Traditional knowledge used by indigenous people to predict disasters and mitigate its impact should be adopted in large scale adaptation efforts, says a climate change postgraduate student at The University of the South Pacific in Suva, Fiji.

The student, Jovesa Tagivakatini, said traditional knowledge was “a credible avenue which government and authorities can use as a disaster risk reduction tool in awareness programs”.

Mr Tagivakatini said any source of knowledge to fight climate change was valuable.

He said the recovery after severe Tropical Cyclone Winston in 2017 was quick for villagers in Yasawa as they used their knowledge of making a davuke or dug pit - a traditional Fijian method of food staple preservation by fermentation in a pit to sustain them until aid arrived.

In another case study in Yasawa, Mr Tagivakatini said villagers were able to prepare well in advance for a cyclone based on signs and the knowledge of changing climatic conditions.

“The villagers once found turtle eggs on the beach and the village elders said that it was a sign of bad weather. The villagers took the warning seriously and prepared well for that disaster, Cyclone Bebe, which hit Fiji in the 1970s.”

The National Disaster Management Office said it was already applying traditional knowledge in its resilience strategies.

The department’s acting director, Sunia Ratulevu, said people in remote communities understood the change in climate and were adapting quite well.

“We have integrated traditional knowledge in our disaster risk reduction training programs to mitigate impacts of natural disasters,” he said.

An example of traditional knowledge is the observation of silktail birds.

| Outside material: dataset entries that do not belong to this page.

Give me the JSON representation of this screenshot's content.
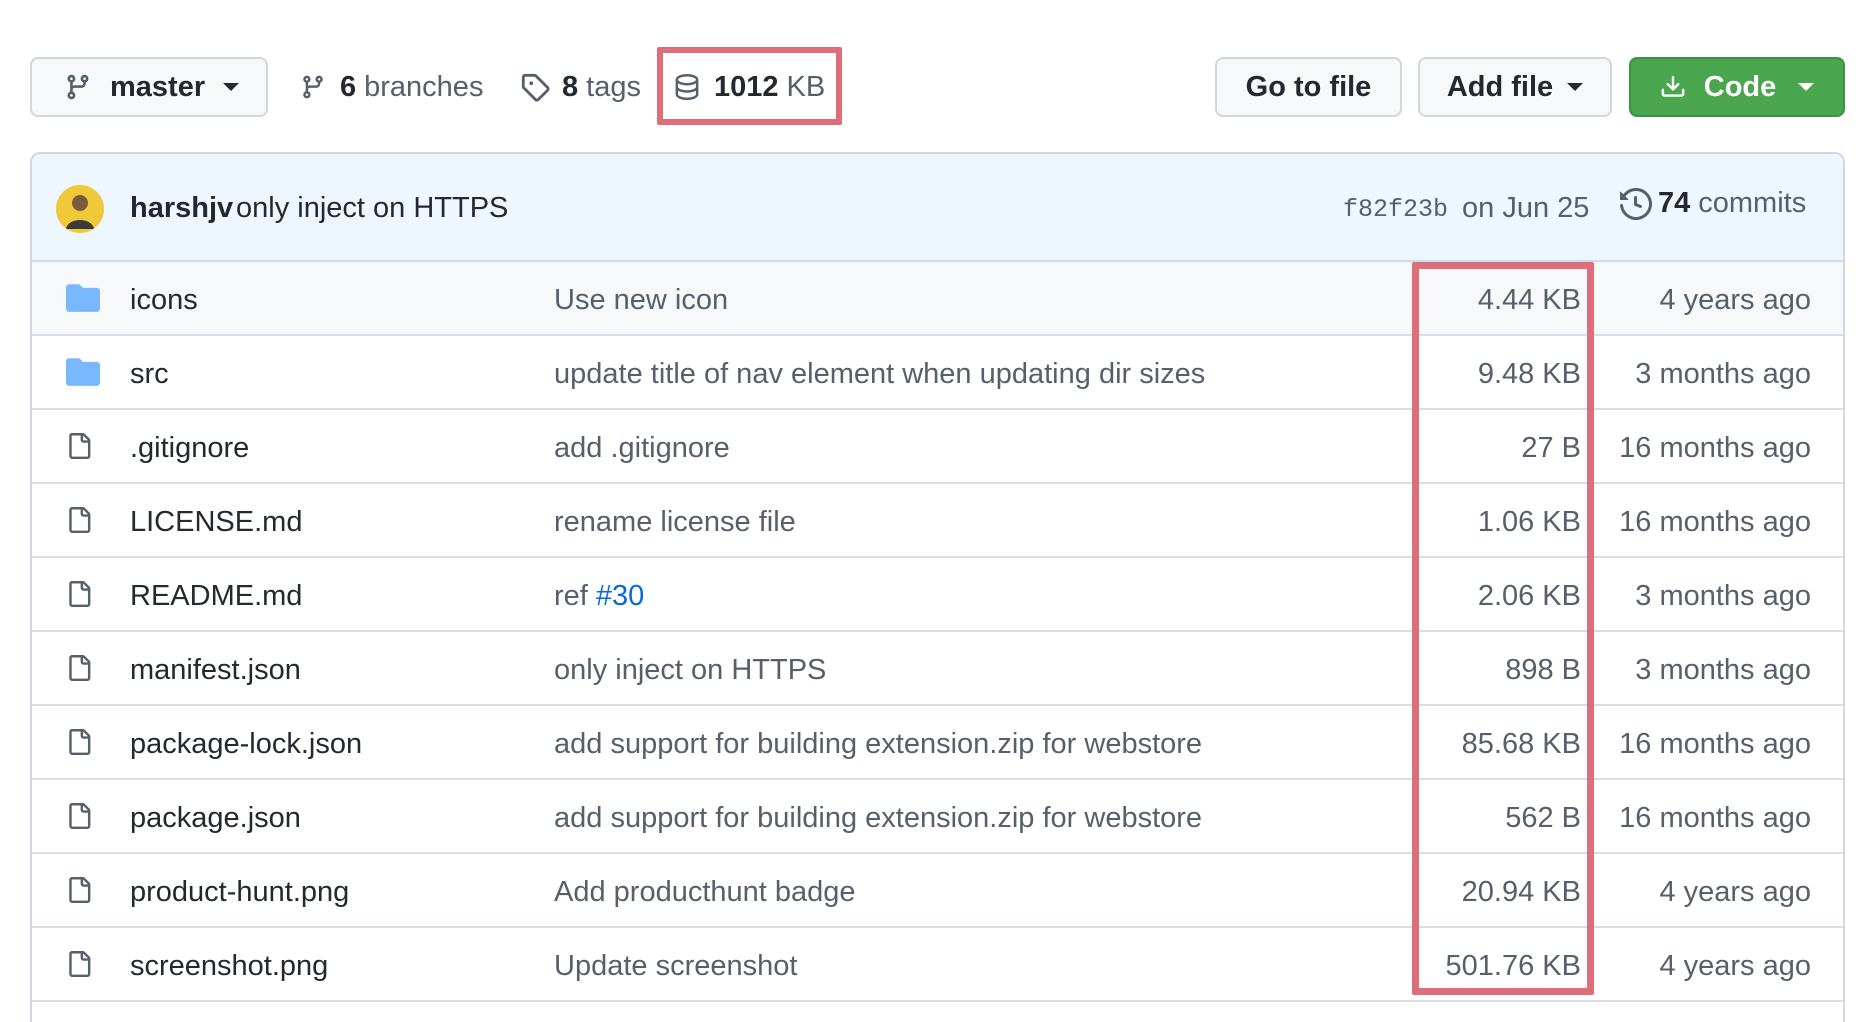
{
  "toolbar": {
    "branch_label": "master",
    "branches_count": "6",
    "branches_word": "branches",
    "tags_count": "8",
    "tags_word": "tags",
    "repo_size_value": "1012",
    "repo_size_unit": "KB",
    "go_to_file_label": "Go to file",
    "add_file_label": "Add file",
    "code_label": "Code"
  },
  "latest_commit": {
    "author": "harshjv",
    "message": "only inject on HTTPS",
    "sha": "f82f23b",
    "date": "on Jun 25",
    "commits_count": "74",
    "commits_word": "commits"
  },
  "files": [
    {
      "type": "folder",
      "name": "icons",
      "message": "Use new icon",
      "size": "4.44 KB",
      "age": "4 years ago"
    },
    {
      "type": "folder",
      "name": "src",
      "message": "update title of nav element when updating dir sizes",
      "size": "9.48 KB",
      "age": "3 months ago"
    },
    {
      "type": "file",
      "name": ".gitignore",
      "message": "add .gitignore",
      "size": "27 B",
      "age": "16 months ago"
    },
    {
      "type": "file",
      "name": "LICENSE.md",
      "message": "rename license file",
      "size": "1.06 KB",
      "age": "16 months ago"
    },
    {
      "type": "file",
      "name": "README.md",
      "message": "ref ",
      "message_link": "#30",
      "size": "2.06 KB",
      "age": "3 months ago"
    },
    {
      "type": "file",
      "name": "manifest.json",
      "message": "only inject on HTTPS",
      "size": "898 B",
      "age": "3 months ago"
    },
    {
      "type": "file",
      "name": "package-lock.json",
      "message": "add support for building extension.zip for webstore",
      "size": "85.68 KB",
      "age": "16 months ago"
    },
    {
      "type": "file",
      "name": "package.json",
      "message": "add support for building extension.zip for webstore",
      "size": "562 B",
      "age": "16 months ago"
    },
    {
      "type": "file",
      "name": "product-hunt.png",
      "message": "Add producthunt badge",
      "size": "20.94 KB",
      "age": "4 years ago"
    },
    {
      "type": "file",
      "name": "screenshot.png",
      "message": "Update screenshot",
      "size": "501.76 KB",
      "age": "4 years ago"
    }
  ],
  "colors": {
    "highlight": "#dd6e7a",
    "code_button": "#4aa54f",
    "folder_icon": "#79b8ff",
    "link": "#0969da",
    "commit_header_bg": "#eef6ff"
  }
}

“It is true that when a silktail bird flies low towards mainland it symbolises a cyclone approaching,” said USP Adjunct Associate Professor Dr Paul Geraghty.

“I saw this once in Suva and a cyclone did hit Fiji.”

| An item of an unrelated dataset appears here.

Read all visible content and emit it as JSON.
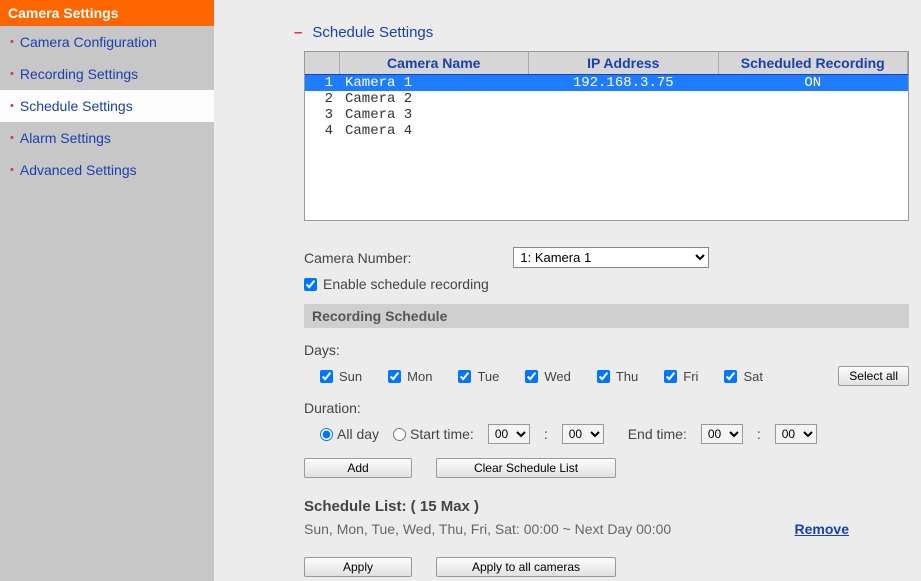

In December 2018 renewable energy was a key focus of discussion at the United Nations Framework Convention on Climate Change Conference of Parties (COP 24) in Katowice, Poland. During a side event titled Solar Head of State, discussions around renewable energy focused on clean, healthy and affordable energy for developing countries such as Fiji.

The side event was a partnership between the Government of India and the Pacific Islands Development Forum. Speaking at the side event, PIDF Secretary General Francois Martel said Pacific leaders were “walking the talk” literally by moving towards solar and renewable energy use in the region.

· This climate change reporting exercise overseen by the USP Journalism Programme is part of the Pacific iCLIM Project - Phase 2. It involves four student journalists from USP and Griffith University. The Pacific iCLIM Project is a partnership project between Secretariat of the Pacific Regional Environment Programme (SPREP) and Griffith University, funded by the Australian Department of Foreign Affairs and Trade (DFAT). The Project aims to enable better climate change resilience and adaptation planning in the Pacific by improving the discoverability, storage, access, and utilisation of climate change data and information.

·  Epeli Lalagavesi is a 21-year-old second-year journalism student at The University of the South Pacific, Suva. He is currently pursuing a Bachelor of Arts degree majoring in journalism and linguistics at USP’s Laucala campus.